*The Satsuma orange was new to me when I saw it in the market the other day.  Some research tells me that it is closely related to the Clementine and it certainly seems that way, both in flavor and in the ease in which the peel is removed.

Cocktail of choice: the December Stormy

Avocado Waffles topped with Citrus Chicken and Guacamole Sauce

Interior View of Waffle
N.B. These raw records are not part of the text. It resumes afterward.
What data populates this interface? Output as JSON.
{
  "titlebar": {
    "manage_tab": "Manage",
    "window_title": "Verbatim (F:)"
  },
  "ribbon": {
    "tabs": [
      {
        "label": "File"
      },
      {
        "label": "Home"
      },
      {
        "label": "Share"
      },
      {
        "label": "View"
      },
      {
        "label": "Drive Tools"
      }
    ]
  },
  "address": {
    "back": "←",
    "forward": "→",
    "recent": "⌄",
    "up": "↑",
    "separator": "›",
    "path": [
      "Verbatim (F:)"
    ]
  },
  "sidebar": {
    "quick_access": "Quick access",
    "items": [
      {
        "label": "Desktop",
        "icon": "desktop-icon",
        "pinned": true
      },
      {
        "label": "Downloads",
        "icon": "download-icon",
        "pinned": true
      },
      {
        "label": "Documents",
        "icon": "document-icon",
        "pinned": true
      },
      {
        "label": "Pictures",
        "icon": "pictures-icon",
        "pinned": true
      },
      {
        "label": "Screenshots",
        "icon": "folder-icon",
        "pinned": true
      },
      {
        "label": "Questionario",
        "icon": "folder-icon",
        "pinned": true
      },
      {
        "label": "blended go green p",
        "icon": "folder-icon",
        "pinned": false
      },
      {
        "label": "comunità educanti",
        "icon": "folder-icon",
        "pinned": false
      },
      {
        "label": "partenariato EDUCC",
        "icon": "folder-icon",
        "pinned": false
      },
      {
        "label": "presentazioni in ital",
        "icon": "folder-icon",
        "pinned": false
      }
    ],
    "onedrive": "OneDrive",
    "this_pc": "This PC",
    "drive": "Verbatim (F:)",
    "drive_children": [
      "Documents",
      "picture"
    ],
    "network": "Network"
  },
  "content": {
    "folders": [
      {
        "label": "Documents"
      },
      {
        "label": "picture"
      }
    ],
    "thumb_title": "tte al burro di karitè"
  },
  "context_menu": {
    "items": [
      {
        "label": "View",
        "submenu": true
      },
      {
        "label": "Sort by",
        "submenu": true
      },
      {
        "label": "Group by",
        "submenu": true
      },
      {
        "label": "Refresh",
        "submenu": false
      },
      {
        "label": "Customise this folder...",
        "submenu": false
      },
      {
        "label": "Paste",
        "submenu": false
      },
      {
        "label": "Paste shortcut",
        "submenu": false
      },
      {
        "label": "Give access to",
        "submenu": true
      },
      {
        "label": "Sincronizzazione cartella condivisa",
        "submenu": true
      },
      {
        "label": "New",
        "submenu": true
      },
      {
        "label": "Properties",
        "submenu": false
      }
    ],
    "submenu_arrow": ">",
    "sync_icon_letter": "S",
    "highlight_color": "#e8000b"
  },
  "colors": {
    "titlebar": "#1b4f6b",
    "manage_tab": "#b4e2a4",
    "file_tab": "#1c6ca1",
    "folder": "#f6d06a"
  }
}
  • 1 teaspoon fresh ground black pepper
  • ½ teaspoon salt
  • ½ teaspoon cumin
  • ½ teaspoon chile powder
  • ¼ teaspoon cinnamon
  • ¾ pound boneless, skinless chicken thighs, sliced thin
  • 2 cloves garlic, one sliced thin, one chopped
  • ½ cup freshly squeezed orange juice
  • ½ cup freshly squeezed lime juice
  • ¼ cup ginger beer
  • 2 avocados, one mashed and one chopped
  • ¾ cup flour
  • ½ cup cornmeal
  • 3 teaspoon baking powder
  • 1 tablespoon sugar
  • ½ teaspoon salt
  • ½ cup milk
  • 1 egg
  • 1 fresno pepper, diced
  • 3 tablespoon corn oil
  • 1 small red onion, sliced very thinly
  1. Combine spices and pour over chicken thighs in a large bowl and toss to coat.
  2. In a heavy skillet, heat oil and cook the sliced garlic clove until starting to brown.  Add chicken and cook for several minutes.  Add orange juice, ¼ cup of the lime juice, and the ginger beer.  Cover and cook for 12 to 15 minutes.
  3. Combine the flour, cornmeal, baking powder, sugar, and salt in a large bowl and whisk.  Add ½ cup of mashed avocado (should be about one avocado), milk, and egg and combine until a lumpy batter forms.  Heat waffle iron and cook to your preference.
  4. In a food processor, combine the remaining avocado, lime juice, garlic, and fresno pepper.  Turn on and with machine running, pour in oil until combined.
  5. Serve by piling chicken on waffle, topping with guacamole sauce and thinly shaved red onion.

December Stormy

In Uncategorized on December 1, 2009 at 8:18 pm
This highball riffs on the Dark ‘n’ Stormy, combining a potent dark liquor with ginger beer for a refreshing drink for late autumn.
  • 2 oz bourbon
  • 1 oz Satsuma orange juice
  • ½ oz triple sec
  • ½ oz lime juice

Stir bourbon, Satsuma orange, triple sec, and lime juice in highball glass filled with ice.  Top with ginger beer and a twist of orange zest.